▶ **Exercise prompt**: A faithful copy is needed. Set down all of the data below exactly.

▶ **Extracted records**:
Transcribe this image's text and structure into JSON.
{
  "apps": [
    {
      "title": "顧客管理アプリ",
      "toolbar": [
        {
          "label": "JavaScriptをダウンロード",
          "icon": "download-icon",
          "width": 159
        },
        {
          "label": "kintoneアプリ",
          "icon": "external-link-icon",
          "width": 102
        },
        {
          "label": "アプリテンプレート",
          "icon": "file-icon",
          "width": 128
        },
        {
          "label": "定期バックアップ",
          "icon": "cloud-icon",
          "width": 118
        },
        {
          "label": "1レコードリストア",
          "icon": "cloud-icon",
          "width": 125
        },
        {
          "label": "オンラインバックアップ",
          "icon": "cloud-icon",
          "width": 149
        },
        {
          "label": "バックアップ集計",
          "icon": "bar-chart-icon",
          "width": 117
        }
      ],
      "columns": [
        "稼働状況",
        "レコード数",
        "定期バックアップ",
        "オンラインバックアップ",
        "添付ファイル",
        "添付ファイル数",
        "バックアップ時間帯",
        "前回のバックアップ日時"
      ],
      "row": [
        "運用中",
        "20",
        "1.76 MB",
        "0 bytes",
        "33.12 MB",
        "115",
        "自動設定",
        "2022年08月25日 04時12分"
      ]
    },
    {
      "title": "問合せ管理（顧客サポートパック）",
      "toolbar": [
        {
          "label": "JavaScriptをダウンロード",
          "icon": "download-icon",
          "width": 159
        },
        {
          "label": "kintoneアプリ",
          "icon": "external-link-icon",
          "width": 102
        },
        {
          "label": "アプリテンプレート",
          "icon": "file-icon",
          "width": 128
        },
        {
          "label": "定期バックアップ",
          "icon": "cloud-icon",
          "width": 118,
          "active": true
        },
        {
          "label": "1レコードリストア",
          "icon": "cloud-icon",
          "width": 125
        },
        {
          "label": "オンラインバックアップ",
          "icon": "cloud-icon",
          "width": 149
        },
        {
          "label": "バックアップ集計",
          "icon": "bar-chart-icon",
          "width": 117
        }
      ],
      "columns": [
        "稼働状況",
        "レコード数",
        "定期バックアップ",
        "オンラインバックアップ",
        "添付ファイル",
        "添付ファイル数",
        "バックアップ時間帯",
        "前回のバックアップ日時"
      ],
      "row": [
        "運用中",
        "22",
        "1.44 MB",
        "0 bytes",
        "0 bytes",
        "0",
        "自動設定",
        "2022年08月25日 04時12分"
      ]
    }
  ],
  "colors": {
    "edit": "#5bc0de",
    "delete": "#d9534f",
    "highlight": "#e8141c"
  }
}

▶ **Answer section**:
Transcribe this image's text and structure into JSON.
{
  "apps": [
    {
      "title": "顧客管理アプリ",
      "toolbar": [
        {
          "label": "JavaScriptをダウンロード",
          "icon": "download-icon",
          "width": 159
        },
        {
          "label": "kintoneアプリ",
          "icon": "external-link-icon",
          "width": 102
        },
        {
          "label": "アプリテンプレート",
          "icon": "file-icon",
          "width": 128
        },
        {
          "label": "定期バックアップ",
          "icon": "cloud-icon",
          "width": 118
        },
        {
          "label": "1レコードリストア",
          "icon": "cloud-icon",
          "width": 125
        },
        {
          "label": "オンラインバックアップ",
          "icon": "cloud-icon",
          "width": 149
        },
        {
          "label": "バックアップ集計",
          "icon": "bar-chart-icon",
          "width": 117
        }
      ],
      "columns": [
        "稼働状況",
        "レコード数",
        "定期バックアップ",
        "オンラインバックアップ",
        "添付ファイル",
        "添付ファイル数",
        "バックアップ時間帯",
        "前回のバックアップ日時"
      ],
      "row": [
        "運用中",
        "20",
        "1.76 MB",
        "0 bytes",
        "33.12 MB",
        "115",
        "自動設定",
        "2022年08月25日 04時12分"
      ]
    },
    {
      "title": "問合せ管理（顧客サポートパック）",
      "toolbar": [
        {
          "label": "JavaScriptをダウンロード",
          "icon": "download-icon",
          "width": 159
        },
        {
          "label": "kintoneアプリ",
          "icon": "external-link-icon",
          "width": 102
        },
        {
          "label": "アプリテンプレート",
          "icon": "file-icon",
          "width": 128
        },
        {
          "label": "定期バックアップ",
          "icon": "cloud-icon",
          "width": 118,
          "active": true
        },
        {
          "label": "1レコードリストア",
          "icon": "cloud-icon",
          "width": 125
        },
        {
          "label": "オンラインバックアップ",
          "icon": "cloud-icon",
          "width": 149
        },
        {
          "label": "バックアップ集計",
          "icon": "bar-chart-icon",
          "width": 117
        }
      ],
      "columns": [
        "稼働状況",
        "レコード数",
        "定期バックアップ",
        "オンラインバックアップ",
        "添付ファイル",
        "添付ファイル数",
        "バックアップ時間帯",
        "前回のバックアップ日時"
      ],
      "row": [
        "運用中",
        "22",
        "1.44 MB",
        "0 bytes",
        "0 bytes",
        "0",
        "自動設定",
        "2022年08月25日 04時12分"
      ]
    }
  ],
  "colors": {
    "edit": "#5bc0de",
    "delete": "#d9534f",
    "highlight": "#e8141c"
  }
}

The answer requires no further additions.